▶ WHAT YOU WILL DO: Reproduce the data exactly; no word may be added or dropped.
##### RECORDS SHOWN #####
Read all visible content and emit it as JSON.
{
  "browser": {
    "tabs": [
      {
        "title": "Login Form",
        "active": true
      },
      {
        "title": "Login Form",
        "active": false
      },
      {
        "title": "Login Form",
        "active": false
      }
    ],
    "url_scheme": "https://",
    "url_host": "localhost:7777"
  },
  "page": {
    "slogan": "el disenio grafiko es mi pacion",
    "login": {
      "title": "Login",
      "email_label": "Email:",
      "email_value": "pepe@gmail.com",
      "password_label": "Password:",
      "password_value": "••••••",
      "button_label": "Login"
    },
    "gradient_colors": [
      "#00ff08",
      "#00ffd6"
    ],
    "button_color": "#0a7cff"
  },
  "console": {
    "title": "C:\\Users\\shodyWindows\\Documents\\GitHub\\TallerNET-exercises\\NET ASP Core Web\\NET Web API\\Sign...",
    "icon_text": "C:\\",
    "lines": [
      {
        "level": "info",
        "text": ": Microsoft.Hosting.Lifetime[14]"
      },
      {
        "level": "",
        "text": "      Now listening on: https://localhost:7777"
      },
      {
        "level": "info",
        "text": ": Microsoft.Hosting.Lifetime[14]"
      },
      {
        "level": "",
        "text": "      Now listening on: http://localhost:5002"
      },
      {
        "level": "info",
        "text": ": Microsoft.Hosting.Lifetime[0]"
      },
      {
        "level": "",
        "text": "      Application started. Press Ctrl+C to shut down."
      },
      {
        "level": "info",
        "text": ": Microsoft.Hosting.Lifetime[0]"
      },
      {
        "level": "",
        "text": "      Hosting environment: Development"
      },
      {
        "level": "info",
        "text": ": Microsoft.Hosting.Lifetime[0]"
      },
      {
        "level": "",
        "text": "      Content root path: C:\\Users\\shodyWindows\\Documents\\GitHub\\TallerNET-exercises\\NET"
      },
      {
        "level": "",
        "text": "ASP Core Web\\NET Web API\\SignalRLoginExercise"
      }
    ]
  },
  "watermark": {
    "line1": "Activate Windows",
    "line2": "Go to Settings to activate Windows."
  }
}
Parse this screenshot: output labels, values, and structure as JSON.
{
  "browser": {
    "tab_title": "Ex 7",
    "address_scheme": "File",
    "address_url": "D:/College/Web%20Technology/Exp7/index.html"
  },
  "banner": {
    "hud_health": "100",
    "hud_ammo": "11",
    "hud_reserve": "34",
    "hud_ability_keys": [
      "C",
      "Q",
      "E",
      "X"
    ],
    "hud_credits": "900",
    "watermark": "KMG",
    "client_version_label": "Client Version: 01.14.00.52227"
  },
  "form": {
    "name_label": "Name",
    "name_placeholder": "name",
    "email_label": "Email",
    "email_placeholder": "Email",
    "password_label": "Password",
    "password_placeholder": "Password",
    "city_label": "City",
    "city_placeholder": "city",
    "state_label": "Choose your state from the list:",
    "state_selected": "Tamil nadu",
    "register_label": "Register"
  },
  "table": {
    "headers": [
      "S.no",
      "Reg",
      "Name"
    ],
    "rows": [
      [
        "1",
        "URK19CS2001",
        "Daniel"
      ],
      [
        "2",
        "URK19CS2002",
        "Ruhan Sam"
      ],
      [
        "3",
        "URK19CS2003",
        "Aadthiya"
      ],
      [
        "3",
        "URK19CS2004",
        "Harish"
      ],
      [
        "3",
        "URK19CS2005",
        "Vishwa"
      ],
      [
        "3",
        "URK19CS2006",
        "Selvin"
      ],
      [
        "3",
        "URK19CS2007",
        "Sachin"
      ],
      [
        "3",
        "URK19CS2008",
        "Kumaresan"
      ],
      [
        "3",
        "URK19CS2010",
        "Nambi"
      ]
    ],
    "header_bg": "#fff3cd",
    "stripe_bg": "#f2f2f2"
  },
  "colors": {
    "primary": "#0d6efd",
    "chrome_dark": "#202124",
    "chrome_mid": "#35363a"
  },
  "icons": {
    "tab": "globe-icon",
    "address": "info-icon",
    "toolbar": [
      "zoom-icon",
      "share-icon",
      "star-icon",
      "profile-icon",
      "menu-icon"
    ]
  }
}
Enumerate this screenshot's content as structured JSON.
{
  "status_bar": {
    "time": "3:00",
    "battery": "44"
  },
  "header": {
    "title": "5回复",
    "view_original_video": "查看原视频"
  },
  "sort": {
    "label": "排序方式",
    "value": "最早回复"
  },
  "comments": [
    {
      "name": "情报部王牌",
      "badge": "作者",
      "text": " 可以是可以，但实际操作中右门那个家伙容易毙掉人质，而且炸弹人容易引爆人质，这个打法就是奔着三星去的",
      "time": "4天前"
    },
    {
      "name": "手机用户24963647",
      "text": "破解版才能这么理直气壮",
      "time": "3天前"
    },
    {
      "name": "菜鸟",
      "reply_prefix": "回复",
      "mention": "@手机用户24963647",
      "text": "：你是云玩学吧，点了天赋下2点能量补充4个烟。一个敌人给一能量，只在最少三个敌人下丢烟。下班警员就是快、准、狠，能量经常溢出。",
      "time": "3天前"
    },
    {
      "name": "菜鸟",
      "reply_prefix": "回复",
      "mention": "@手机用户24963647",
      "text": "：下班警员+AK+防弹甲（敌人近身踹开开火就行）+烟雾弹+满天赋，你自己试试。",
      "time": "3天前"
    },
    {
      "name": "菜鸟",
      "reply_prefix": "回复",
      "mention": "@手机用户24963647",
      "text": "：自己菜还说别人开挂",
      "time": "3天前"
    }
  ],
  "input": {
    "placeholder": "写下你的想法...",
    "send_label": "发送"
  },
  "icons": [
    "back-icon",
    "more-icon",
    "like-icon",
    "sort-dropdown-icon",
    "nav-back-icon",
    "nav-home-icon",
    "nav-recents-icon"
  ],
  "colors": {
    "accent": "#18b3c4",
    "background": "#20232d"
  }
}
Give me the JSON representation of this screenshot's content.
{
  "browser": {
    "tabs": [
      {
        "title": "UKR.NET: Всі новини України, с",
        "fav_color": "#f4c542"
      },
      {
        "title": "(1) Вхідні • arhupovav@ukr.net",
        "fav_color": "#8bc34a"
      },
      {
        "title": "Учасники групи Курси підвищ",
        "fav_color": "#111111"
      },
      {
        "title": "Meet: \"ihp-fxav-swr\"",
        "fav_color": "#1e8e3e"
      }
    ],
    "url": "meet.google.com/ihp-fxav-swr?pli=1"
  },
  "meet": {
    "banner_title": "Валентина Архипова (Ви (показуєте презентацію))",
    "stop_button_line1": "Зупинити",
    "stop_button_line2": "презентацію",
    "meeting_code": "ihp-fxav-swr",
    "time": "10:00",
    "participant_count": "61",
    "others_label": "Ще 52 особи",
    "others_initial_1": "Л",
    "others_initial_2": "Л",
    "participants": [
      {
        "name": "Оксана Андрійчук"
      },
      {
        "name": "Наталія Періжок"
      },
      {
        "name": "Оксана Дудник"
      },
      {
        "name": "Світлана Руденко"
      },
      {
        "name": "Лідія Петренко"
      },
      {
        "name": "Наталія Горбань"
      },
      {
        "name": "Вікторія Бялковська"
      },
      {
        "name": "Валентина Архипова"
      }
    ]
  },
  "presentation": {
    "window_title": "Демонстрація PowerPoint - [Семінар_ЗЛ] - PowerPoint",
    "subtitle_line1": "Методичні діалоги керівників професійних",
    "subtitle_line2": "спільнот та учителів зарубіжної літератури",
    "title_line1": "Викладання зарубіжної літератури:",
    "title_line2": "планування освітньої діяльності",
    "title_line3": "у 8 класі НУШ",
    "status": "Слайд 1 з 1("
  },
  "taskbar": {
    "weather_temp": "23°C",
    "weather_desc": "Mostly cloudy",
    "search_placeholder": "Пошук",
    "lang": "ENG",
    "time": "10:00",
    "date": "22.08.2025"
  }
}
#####
▶ FINISHED TASK:
Read all visible content and emit it as JSON.
{
  "browser": {
    "tabs": [
      {
        "title": "Login Form",
        "active": true
      },
      {
        "title": "Login Form",
        "active": false
      },
      {
        "title": "Login Form",
        "active": false
      }
    ],
    "url_scheme": "https://",
    "url_host": "localhost:7777"
  },
  "page": {
    "slogan": "el disenio grafiko es mi pacion",
    "login": {
      "title": "Login",
      "email_label": "Email:",
      "email_value": "pepe@gmail.com",
      "password_label": "Password:",
      "password_value": "••••••",
      "button_label": "Login"
    },
    "gradient_colors": [
      "#00ff08",
      "#00ffd6"
    ],
    "button_color": "#0a7cff"
  },
  "console": {
    "title": "C:\\Users\\shodyWindows\\Documents\\GitHub\\TallerNET-exercises\\NET ASP Core Web\\NET Web API\\Sign...",
    "icon_text": "C:\\",
    "lines": [
      {
        "level": "info",
        "text": ": Microsoft.Hosting.Lifetime[14]"
      },
      {
        "level": "",
        "text": "      Now listening on: https://localhost:7777"
      },
      {
        "level": "info",
        "text": ": Microsoft.Hosting.Lifetime[14]"
      },
      {
        "level": "",
        "text": "      Now listening on: http://localhost:5002"
      },
      {
        "level": "info",
        "text": ": Microsoft.Hosting.Lifetime[0]"
      },
      {
        "level": "",
        "text": "      Application started. Press Ctrl+C to shut down."
      },
      {
        "level": "info",
        "text": ": Microsoft.Hosting.Lifetime[0]"
      },
      {
        "level": "",
        "text": "      Hosting environment: Development"
      },
      {
        "level": "info",
        "text": ": Microsoft.Hosting.Lifetime[0]"
      },
      {
        "level": "",
        "text": "      Content root path: C:\\Users\\shodyWindows\\Documents\\GitHub\\TallerNET-exercises\\NET"
      },
      {
        "level": "",
        "text": "ASP Core Web\\NET Web API\\SignalRLoginExercise"
      }
    ]
  },
  "watermark": {
    "line1": "Activate Windows",
    "line2": "Go to Settings to activate Windows."
  }
}
Parse this screenshot: output labels, values, and structure as JSON.
{
  "browser": {
    "tab_title": "Ex 7",
    "address_scheme": "File",
    "address_url": "D:/College/Web%20Technology/Exp7/index.html"
  },
  "banner": {
    "hud_health": "100",
    "hud_ammo": "11",
    "hud_reserve": "34",
    "hud_ability_keys": [
      "C",
      "Q",
      "E",
      "X"
    ],
    "hud_credits": "900",
    "watermark": "KMG",
    "client_version_label": "Client Version: 01.14.00.52227"
  },
  "form": {
    "name_label": "Name",
    "name_placeholder": "name",
    "email_label": "Email",
    "email_placeholder": "Email",
    "password_label": "Password",
    "password_placeholder": "Password",
    "city_label": "City",
    "city_placeholder": "city",
    "state_label": "Choose your state from the list:",
    "state_selected": "Tamil nadu",
    "register_label": "Register"
  },
  "table": {
    "headers": [
      "S.no",
      "Reg",
      "Name"
    ],
    "rows": [
      [
        "1",
        "URK19CS2001",
        "Daniel"
      ],
      [
        "2",
        "URK19CS2002",
        "Ruhan Sam"
      ],
      [
        "3",
        "URK19CS2003",
        "Aadthiya"
      ],
      [
        "3",
        "URK19CS2004",
        "Harish"
      ],
      [
        "3",
        "URK19CS2005",
        "Vishwa"
      ],
      [
        "3",
        "URK19CS2006",
        "Selvin"
      ],
      [
        "3",
        "URK19CS2007",
        "Sachin"
      ],
      [
        "3",
        "URK19CS2008",
        "Kumaresan"
      ],
      [
        "3",
        "URK19CS2010",
        "Nambi"
      ]
    ],
    "header_bg": "#fff3cd",
    "stripe_bg": "#f2f2f2"
  },
  "colors": {
    "primary": "#0d6efd",
    "chrome_dark": "#202124",
    "chrome_mid": "#35363a"
  },
  "icons": {
    "tab": "globe-icon",
    "address": "info-icon",
    "toolbar": [
      "zoom-icon",
      "share-icon",
      "star-icon",
      "profile-icon",
      "menu-icon"
    ]
  }
}
Enumerate this screenshot's content as structured JSON.
{
  "status_bar": {
    "time": "3:00",
    "battery": "44"
  },
  "header": {
    "title": "5回复",
    "view_original_video": "查看原视频"
  },
  "sort": {
    "label": "排序方式",
    "value": "最早回复"
  },
  "comments": [
    {
      "name": "情报部王牌",
      "badge": "作者",
      "text": " 可以是可以，但实际操作中右门那个家伙容易毙掉人质，而且炸弹人容易引爆人质，这个打法就是奔着三星去的",
      "time": "4天前"
    },
    {
      "name": "手机用户24963647",
      "text": "破解版才能这么理直气壮",
      "time": "3天前"
    },
    {
      "name": "菜鸟",
      "reply_prefix": "回复",
      "mention": "@手机用户24963647",
      "text": "：你是云玩学吧，点了天赋下2点能量补充4个烟。一个敌人给一能量，只在最少三个敌人下丢烟。下班警员就是快、准、狠，能量经常溢出。",
      "time": "3天前"
    },
    {
      "name": "菜鸟",
      "reply_prefix": "回复",
      "mention": "@手机用户24963647",
      "text": "：下班警员+AK+防弹甲（敌人近身踹开开火就行）+烟雾弹+满天赋，你自己试试。",
      "time": "3天前"
    },
    {
      "name": "菜鸟",
      "reply_prefix": "回复",
      "mention": "@手机用户24963647",
      "text": "：自己菜还说别人开挂",
      "time": "3天前"
    }
  ],
  "input": {
    "placeholder": "写下你的想法...",
    "send_label": "发送"
  },
  "icons": [
    "back-icon",
    "more-icon",
    "like-icon",
    "sort-dropdown-icon",
    "nav-back-icon",
    "nav-home-icon",
    "nav-recents-icon"
  ],
  "colors": {
    "accent": "#18b3c4",
    "background": "#20232d"
  }
}
Give me the JSON representation of this screenshot's content.
{
  "browser": {
    "tabs": [
      {
        "title": "UKR.NET: Всі новини України, с",
        "fav_color": "#f4c542"
      },
      {
        "title": "(1) Вхідні • arhupovav@ukr.net",
        "fav_color": "#8bc34a"
      },
      {
        "title": "Учасники групи Курси підвищ",
        "fav_color": "#111111"
      },
      {
        "title": "Meet: \"ihp-fxav-swr\"",
        "fav_color": "#1e8e3e"
      }
    ],
    "url": "meet.google.com/ihp-fxav-swr?pli=1"
  },
  "meet": {
    "banner_title": "Валентина Архипова (Ви (показуєте презентацію))",
    "stop_button_line1": "Зупинити",
    "stop_button_line2": "презентацію",
    "meeting_code": "ihp-fxav-swr",
    "time": "10:00",
    "participant_count": "61",
    "others_label": "Ще 52 особи",
    "others_initial_1": "Л",
    "others_initial_2": "Л",
    "participants": [
      {
        "name": "Оксана Андрійчук"
      },
      {
        "name": "Наталія Періжок"
      },
      {
        "name": "Оксана Дудник"
      },
      {
        "name": "Світлана Руденко"
      },
      {
        "name": "Лідія Петренко"
      },
      {
        "name": "Наталія Горбань"
      },
      {
        "name": "Вікторія Бялковська"
      },
      {
        "name": "Валентина Архипова"
      }
    ]
  },
  "presentation": {
    "window_title": "Демонстрація PowerPoint - [Семінар_ЗЛ] - PowerPoint",
    "subtitle_line1": "Методичні діалоги керівників професійних",
    "subtitle_line2": "спільнот та учителів зарубіжної літератури",
    "title_line1": "Викладання зарубіжної літератури:",
    "title_line2": "планування освітньої діяльності",
    "title_line3": "у 8 класі НУШ",
    "status": "Слайд 1 з 1("
  },
  "taskbar": {
    "weather_temp": "23°C",
    "weather_desc": "Mostly cloudy",
    "search_placeholder": "Пошук",
    "lang": "ENG",
    "time": "10:00",
    "date": "22.08.2025"
  }
}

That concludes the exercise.